▶ [Stored records]:
Content starts

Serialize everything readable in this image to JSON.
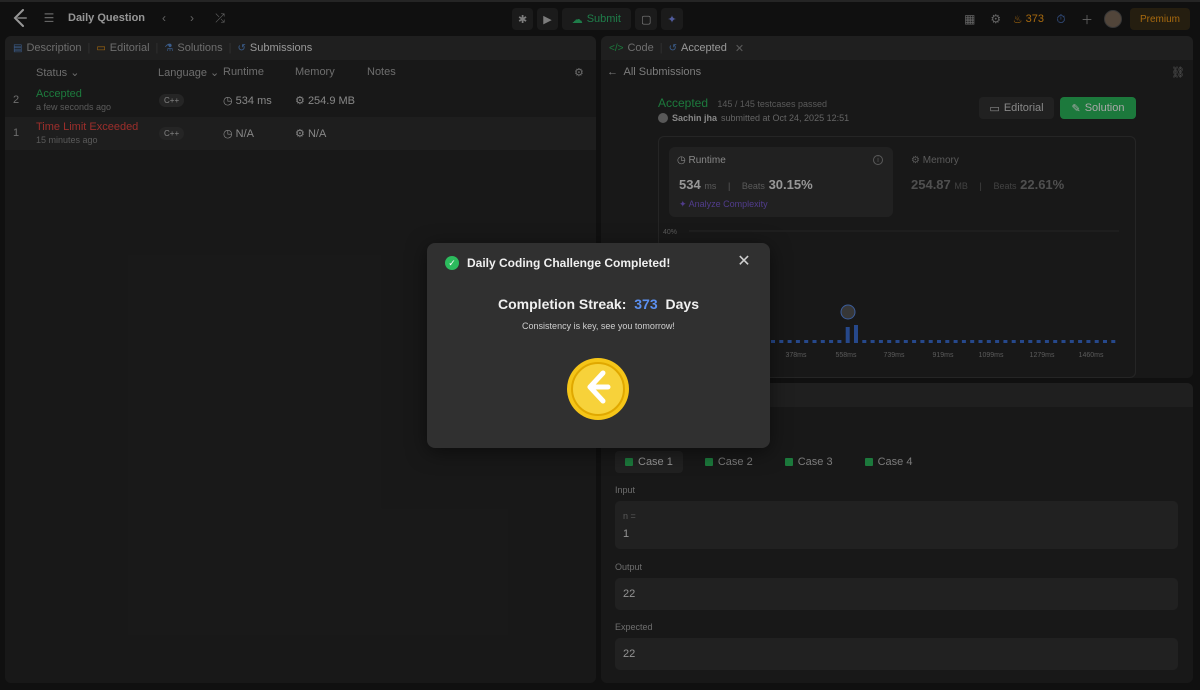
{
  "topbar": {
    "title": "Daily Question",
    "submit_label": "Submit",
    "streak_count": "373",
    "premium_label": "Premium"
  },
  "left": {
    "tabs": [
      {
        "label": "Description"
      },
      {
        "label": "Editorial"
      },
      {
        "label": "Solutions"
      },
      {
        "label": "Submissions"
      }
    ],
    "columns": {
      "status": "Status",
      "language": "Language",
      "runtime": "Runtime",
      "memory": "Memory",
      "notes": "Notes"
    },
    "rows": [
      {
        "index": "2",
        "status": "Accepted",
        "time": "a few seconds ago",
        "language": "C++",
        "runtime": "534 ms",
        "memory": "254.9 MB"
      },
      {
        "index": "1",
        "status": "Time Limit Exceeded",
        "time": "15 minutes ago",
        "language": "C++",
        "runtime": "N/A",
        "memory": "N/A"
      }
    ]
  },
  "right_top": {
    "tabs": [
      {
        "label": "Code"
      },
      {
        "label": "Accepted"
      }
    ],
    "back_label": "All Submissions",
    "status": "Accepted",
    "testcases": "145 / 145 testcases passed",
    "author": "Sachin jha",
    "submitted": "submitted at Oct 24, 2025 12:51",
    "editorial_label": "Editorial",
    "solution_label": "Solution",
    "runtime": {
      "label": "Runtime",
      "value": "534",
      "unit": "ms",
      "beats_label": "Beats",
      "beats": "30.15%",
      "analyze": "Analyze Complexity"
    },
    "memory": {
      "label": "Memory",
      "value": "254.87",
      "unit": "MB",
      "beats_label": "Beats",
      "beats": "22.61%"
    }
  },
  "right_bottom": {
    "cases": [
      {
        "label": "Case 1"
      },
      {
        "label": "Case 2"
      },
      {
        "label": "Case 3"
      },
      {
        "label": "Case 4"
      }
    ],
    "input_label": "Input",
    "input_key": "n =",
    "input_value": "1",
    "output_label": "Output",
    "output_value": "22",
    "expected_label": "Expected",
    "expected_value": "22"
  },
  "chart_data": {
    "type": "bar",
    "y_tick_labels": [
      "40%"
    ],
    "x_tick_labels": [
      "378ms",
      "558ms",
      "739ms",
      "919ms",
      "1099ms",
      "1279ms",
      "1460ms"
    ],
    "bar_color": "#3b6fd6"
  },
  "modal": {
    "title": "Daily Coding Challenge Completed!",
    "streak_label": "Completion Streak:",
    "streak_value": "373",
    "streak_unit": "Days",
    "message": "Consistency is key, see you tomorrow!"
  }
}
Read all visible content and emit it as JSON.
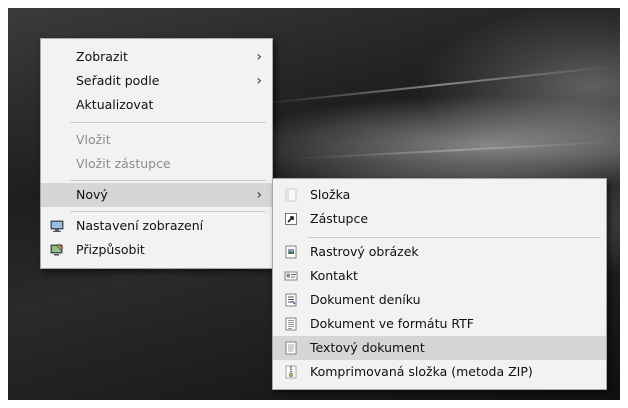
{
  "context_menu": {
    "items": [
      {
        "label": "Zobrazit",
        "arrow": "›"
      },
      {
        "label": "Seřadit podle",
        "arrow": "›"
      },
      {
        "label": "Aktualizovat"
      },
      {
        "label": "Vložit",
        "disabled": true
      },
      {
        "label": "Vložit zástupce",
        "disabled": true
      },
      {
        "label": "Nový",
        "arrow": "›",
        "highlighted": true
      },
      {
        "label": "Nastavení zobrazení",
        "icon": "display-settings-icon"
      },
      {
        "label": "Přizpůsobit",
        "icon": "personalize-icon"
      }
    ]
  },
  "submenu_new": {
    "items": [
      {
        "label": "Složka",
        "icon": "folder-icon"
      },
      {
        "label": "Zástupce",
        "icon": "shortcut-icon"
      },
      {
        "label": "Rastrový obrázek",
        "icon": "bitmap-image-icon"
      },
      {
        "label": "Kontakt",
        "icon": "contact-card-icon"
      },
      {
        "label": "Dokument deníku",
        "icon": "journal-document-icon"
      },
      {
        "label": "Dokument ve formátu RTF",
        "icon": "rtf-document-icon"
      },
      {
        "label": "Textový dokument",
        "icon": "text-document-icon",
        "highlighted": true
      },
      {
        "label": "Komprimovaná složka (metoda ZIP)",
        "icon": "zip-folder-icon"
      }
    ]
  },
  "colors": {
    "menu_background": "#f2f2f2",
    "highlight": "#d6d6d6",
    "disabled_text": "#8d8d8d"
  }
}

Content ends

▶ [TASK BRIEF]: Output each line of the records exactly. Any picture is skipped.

▶ [WRITTEN RESPONSE]:
Serialize everything readable in this image to JSON.
{
  "topbar": {
    "title": "Daily Question",
    "submit_label": "Submit",
    "streak_count": "373",
    "premium_label": "Premium"
  },
  "left": {
    "tabs": [
      {
        "label": "Description"
      },
      {
        "label": "Editorial"
      },
      {
        "label": "Solutions"
      },
      {
        "label": "Submissions"
      }
    ],
    "columns": {
      "status": "Status",
      "language": "Language",
      "runtime": "Runtime",
      "memory": "Memory",
      "notes": "Notes"
    },
    "rows": [
      {
        "index": "2",
        "status": "Accepted",
        "time": "a few seconds ago",
        "language": "C++",
        "runtime": "534 ms",
        "memory": "254.9 MB"
      },
      {
        "index": "1",
        "status": "Time Limit Exceeded",
        "time": "15 minutes ago",
        "language": "C++",
        "runtime": "N/A",
        "memory": "N/A"
      }
    ]
  },
  "right_top": {
    "tabs": [
      {
        "label": "Code"
      },
      {
        "label": "Accepted"
      }
    ],
    "back_label": "All Submissions",
    "status": "Accepted",
    "testcases": "145 / 145 testcases passed",
    "author": "Sachin jha",
    "submitted": "submitted at Oct 24, 2025 12:51",
    "editorial_label": "Editorial",
    "solution_label": "Solution",
    "runtime": {
      "label": "Runtime",
      "value": "534",
      "unit": "ms",
      "beats_label": "Beats",
      "beats": "30.15%",
      "analyze": "Analyze Complexity"
    },
    "memory": {
      "label": "Memory",
      "value": "254.87",
      "unit": "MB",
      "beats_label": "Beats",
      "beats": "22.61%"
    }
  },
  "right_bottom": {
    "cases": [
      {
        "label": "Case 1"
      },
      {
        "label": "Case 2"
      },
      {
        "label": "Case 3"
      },
      {
        "label": "Case 4"
      }
    ],
    "input_label": "Input",
    "input_key": "n =",
    "input_value": "1",
    "output_label": "Output",
    "output_value": "22",
    "expected_label": "Expected",
    "expected_value": "22"
  },
  "chart_data": {
    "type": "bar",
    "y_tick_labels": [
      "40%"
    ],
    "x_tick_labels": [
      "378ms",
      "558ms",
      "739ms",
      "919ms",
      "1099ms",
      "1279ms",
      "1460ms"
    ],
    "bar_color": "#3b6fd6"
  },
  "modal": {
    "title": "Daily Coding Challenge Completed!",
    "streak_label": "Completion Streak:",
    "streak_value": "373",
    "streak_unit": "Days",
    "message": "Consistency is key, see you tomorrow!"
  }
}
Read all visible content and emit it as JSON.
{
  "context_menu": {
    "items": [
      {
        "label": "Zobrazit",
        "arrow": "›"
      },
      {
        "label": "Seřadit podle",
        "arrow": "›"
      },
      {
        "label": "Aktualizovat"
      },
      {
        "label": "Vložit",
        "disabled": true
      },
      {
        "label": "Vložit zástupce",
        "disabled": true
      },
      {
        "label": "Nový",
        "arrow": "›",
        "highlighted": true
      },
      {
        "label": "Nastavení zobrazení",
        "icon": "display-settings-icon"
      },
      {
        "label": "Přizpůsobit",
        "icon": "personalize-icon"
      }
    ]
  },
  "submenu_new": {
    "items": [
      {
        "label": "Složka",
        "icon": "folder-icon"
      },
      {
        "label": "Zástupce",
        "icon": "shortcut-icon"
      },
      {
        "label": "Rastrový obrázek",
        "icon": "bitmap-image-icon"
      },
      {
        "label": "Kontakt",
        "icon": "contact-card-icon"
      },
      {
        "label": "Dokument deníku",
        "icon": "journal-document-icon"
      },
      {
        "label": "Dokument ve formátu RTF",
        "icon": "rtf-document-icon"
      },
      {
        "label": "Textový dokument",
        "icon": "text-document-icon",
        "highlighted": true
      },
      {
        "label": "Komprimovaná složka (metoda ZIP)",
        "icon": "zip-folder-icon"
      }
    ]
  },
  "colors": {
    "menu_background": "#f2f2f2",
    "highlight": "#d6d6d6",
    "disabled_text": "#8d8d8d"
  }
}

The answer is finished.